#### Available records:

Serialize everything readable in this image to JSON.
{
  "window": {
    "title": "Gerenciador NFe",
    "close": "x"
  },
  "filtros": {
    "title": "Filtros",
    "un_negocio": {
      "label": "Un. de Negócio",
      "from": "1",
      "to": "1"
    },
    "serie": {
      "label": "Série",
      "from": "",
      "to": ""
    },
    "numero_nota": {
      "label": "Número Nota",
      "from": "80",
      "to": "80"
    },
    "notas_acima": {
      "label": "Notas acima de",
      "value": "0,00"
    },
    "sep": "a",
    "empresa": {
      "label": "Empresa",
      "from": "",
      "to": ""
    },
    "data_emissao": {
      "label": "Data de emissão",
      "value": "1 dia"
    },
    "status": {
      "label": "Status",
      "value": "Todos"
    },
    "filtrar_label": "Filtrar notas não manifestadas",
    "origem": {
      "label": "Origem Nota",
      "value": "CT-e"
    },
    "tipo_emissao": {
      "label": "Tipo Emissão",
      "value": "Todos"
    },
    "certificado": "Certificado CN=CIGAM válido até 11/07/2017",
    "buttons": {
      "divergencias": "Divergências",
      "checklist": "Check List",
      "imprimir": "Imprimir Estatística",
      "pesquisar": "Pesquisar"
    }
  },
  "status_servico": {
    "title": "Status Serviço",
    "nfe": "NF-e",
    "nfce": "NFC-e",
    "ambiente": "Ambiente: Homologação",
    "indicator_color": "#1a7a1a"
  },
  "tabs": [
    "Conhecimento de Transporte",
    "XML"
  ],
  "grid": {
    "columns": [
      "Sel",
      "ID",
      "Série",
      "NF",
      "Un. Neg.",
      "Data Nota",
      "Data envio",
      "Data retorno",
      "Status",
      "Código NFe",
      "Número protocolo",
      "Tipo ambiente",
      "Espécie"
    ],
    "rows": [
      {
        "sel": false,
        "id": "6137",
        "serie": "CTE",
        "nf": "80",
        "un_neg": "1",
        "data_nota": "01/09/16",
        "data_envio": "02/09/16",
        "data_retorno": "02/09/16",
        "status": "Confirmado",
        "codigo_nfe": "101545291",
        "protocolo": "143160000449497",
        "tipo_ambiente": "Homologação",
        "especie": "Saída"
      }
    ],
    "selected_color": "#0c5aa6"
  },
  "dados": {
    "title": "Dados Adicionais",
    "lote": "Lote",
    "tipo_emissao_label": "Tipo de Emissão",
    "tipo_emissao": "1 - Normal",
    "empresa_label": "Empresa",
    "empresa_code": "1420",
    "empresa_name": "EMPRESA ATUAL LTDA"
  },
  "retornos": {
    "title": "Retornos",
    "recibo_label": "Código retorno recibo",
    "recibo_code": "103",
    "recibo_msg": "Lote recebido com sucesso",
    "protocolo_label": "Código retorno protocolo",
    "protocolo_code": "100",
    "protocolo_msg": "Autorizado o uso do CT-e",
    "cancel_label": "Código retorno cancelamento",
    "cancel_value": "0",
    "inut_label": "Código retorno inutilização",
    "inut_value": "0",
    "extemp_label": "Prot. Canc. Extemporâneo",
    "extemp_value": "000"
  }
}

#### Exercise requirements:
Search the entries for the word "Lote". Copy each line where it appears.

#### Answer to this task:
    "lote": "Lote",
    "recibo_msg": "Lote recebido com sucesso",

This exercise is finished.